>>
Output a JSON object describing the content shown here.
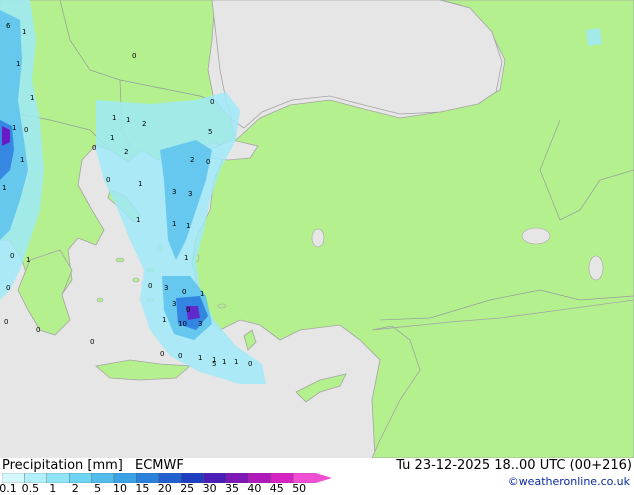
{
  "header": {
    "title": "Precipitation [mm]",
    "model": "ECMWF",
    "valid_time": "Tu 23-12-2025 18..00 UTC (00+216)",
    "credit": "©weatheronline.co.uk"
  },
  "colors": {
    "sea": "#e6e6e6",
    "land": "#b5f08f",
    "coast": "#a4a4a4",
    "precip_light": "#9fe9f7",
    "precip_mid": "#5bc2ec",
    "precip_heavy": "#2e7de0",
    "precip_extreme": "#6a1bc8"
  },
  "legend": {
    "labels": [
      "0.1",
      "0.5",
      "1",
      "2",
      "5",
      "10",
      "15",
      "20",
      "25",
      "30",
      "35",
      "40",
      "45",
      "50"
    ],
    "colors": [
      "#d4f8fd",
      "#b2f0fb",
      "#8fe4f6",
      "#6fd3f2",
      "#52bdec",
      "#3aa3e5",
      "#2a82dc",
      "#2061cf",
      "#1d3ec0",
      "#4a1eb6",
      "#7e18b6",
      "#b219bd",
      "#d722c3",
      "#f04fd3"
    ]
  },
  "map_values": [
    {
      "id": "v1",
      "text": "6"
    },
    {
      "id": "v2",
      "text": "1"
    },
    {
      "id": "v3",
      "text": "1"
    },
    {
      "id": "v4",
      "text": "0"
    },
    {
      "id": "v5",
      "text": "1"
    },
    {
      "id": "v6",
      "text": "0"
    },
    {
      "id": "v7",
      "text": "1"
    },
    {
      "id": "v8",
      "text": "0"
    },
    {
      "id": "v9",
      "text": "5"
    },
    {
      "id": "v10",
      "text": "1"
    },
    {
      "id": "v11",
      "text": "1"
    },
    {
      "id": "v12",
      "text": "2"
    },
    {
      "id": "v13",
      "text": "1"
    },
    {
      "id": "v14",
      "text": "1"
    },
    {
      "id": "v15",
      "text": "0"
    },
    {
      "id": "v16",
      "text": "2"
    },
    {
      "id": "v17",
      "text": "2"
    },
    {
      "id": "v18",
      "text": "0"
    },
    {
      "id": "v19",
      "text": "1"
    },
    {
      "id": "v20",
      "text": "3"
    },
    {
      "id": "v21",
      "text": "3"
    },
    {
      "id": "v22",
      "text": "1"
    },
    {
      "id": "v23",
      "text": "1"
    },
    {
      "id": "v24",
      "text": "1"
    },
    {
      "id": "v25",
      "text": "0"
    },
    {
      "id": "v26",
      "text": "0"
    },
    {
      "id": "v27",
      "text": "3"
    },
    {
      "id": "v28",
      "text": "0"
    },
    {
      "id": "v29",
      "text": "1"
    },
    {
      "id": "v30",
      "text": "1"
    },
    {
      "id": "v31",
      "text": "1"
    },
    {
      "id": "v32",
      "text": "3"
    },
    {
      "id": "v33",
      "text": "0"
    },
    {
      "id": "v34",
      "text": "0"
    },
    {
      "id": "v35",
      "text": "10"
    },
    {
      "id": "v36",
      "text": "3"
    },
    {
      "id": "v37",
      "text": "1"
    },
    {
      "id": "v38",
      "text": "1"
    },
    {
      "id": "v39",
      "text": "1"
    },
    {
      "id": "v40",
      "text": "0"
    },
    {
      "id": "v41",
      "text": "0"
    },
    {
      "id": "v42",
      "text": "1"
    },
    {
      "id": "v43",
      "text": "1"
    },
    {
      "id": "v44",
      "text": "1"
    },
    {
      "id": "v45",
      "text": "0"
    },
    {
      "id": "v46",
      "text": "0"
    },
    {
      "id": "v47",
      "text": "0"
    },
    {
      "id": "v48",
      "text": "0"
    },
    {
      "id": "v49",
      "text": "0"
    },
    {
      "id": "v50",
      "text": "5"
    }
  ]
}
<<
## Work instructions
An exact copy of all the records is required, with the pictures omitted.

## Written solution
Output a JSON object describing the content shown here.
{
  "header": {
    "title": "Precipitation [mm]",
    "model": "ECMWF",
    "valid_time": "Tu 23-12-2025 18..00 UTC (00+216)",
    "credit": "©weatheronline.co.uk"
  },
  "colors": {
    "sea": "#e6e6e6",
    "land": "#b5f08f",
    "coast": "#a4a4a4",
    "precip_light": "#9fe9f7",
    "precip_mid": "#5bc2ec",
    "precip_heavy": "#2e7de0",
    "precip_extreme": "#6a1bc8"
  },
  "legend": {
    "labels": [
      "0.1",
      "0.5",
      "1",
      "2",
      "5",
      "10",
      "15",
      "20",
      "25",
      "30",
      "35",
      "40",
      "45",
      "50"
    ],
    "colors": [
      "#d4f8fd",
      "#b2f0fb",
      "#8fe4f6",
      "#6fd3f2",
      "#52bdec",
      "#3aa3e5",
      "#2a82dc",
      "#2061cf",
      "#1d3ec0",
      "#4a1eb6",
      "#7e18b6",
      "#b219bd",
      "#d722c3",
      "#f04fd3"
    ]
  },
  "map_values": [
    {
      "id": "v1",
      "text": "6"
    },
    {
      "id": "v2",
      "text": "1"
    },
    {
      "id": "v3",
      "text": "1"
    },
    {
      "id": "v4",
      "text": "0"
    },
    {
      "id": "v5",
      "text": "1"
    },
    {
      "id": "v6",
      "text": "0"
    },
    {
      "id": "v7",
      "text": "1"
    },
    {
      "id": "v8",
      "text": "0"
    },
    {
      "id": "v9",
      "text": "5"
    },
    {
      "id": "v10",
      "text": "1"
    },
    {
      "id": "v11",
      "text": "1"
    },
    {
      "id": "v12",
      "text": "2"
    },
    {
      "id": "v13",
      "text": "1"
    },
    {
      "id": "v14",
      "text": "1"
    },
    {
      "id": "v15",
      "text": "0"
    },
    {
      "id": "v16",
      "text": "2"
    },
    {
      "id": "v17",
      "text": "2"
    },
    {
      "id": "v18",
      "text": "0"
    },
    {
      "id": "v19",
      "text": "1"
    },
    {
      "id": "v20",
      "text": "3"
    },
    {
      "id": "v21",
      "text": "3"
    },
    {
      "id": "v22",
      "text": "1"
    },
    {
      "id": "v23",
      "text": "1"
    },
    {
      "id": "v24",
      "text": "1"
    },
    {
      "id": "v25",
      "text": "0"
    },
    {
      "id": "v26",
      "text": "0"
    },
    {
      "id": "v27",
      "text": "3"
    },
    {
      "id": "v28",
      "text": "0"
    },
    {
      "id": "v29",
      "text": "1"
    },
    {
      "id": "v30",
      "text": "1"
    },
    {
      "id": "v31",
      "text": "1"
    },
    {
      "id": "v32",
      "text": "3"
    },
    {
      "id": "v33",
      "text": "0"
    },
    {
      "id": "v34",
      "text": "0"
    },
    {
      "id": "v35",
      "text": "10"
    },
    {
      "id": "v36",
      "text": "3"
    },
    {
      "id": "v37",
      "text": "1"
    },
    {
      "id": "v38",
      "text": "1"
    },
    {
      "id": "v39",
      "text": "1"
    },
    {
      "id": "v40",
      "text": "0"
    },
    {
      "id": "v41",
      "text": "0"
    },
    {
      "id": "v42",
      "text": "1"
    },
    {
      "id": "v43",
      "text": "1"
    },
    {
      "id": "v44",
      "text": "1"
    },
    {
      "id": "v45",
      "text": "0"
    },
    {
      "id": "v46",
      "text": "0"
    },
    {
      "id": "v47",
      "text": "0"
    },
    {
      "id": "v48",
      "text": "0"
    },
    {
      "id": "v49",
      "text": "0"
    },
    {
      "id": "v50",
      "text": "5"
    }
  ]
}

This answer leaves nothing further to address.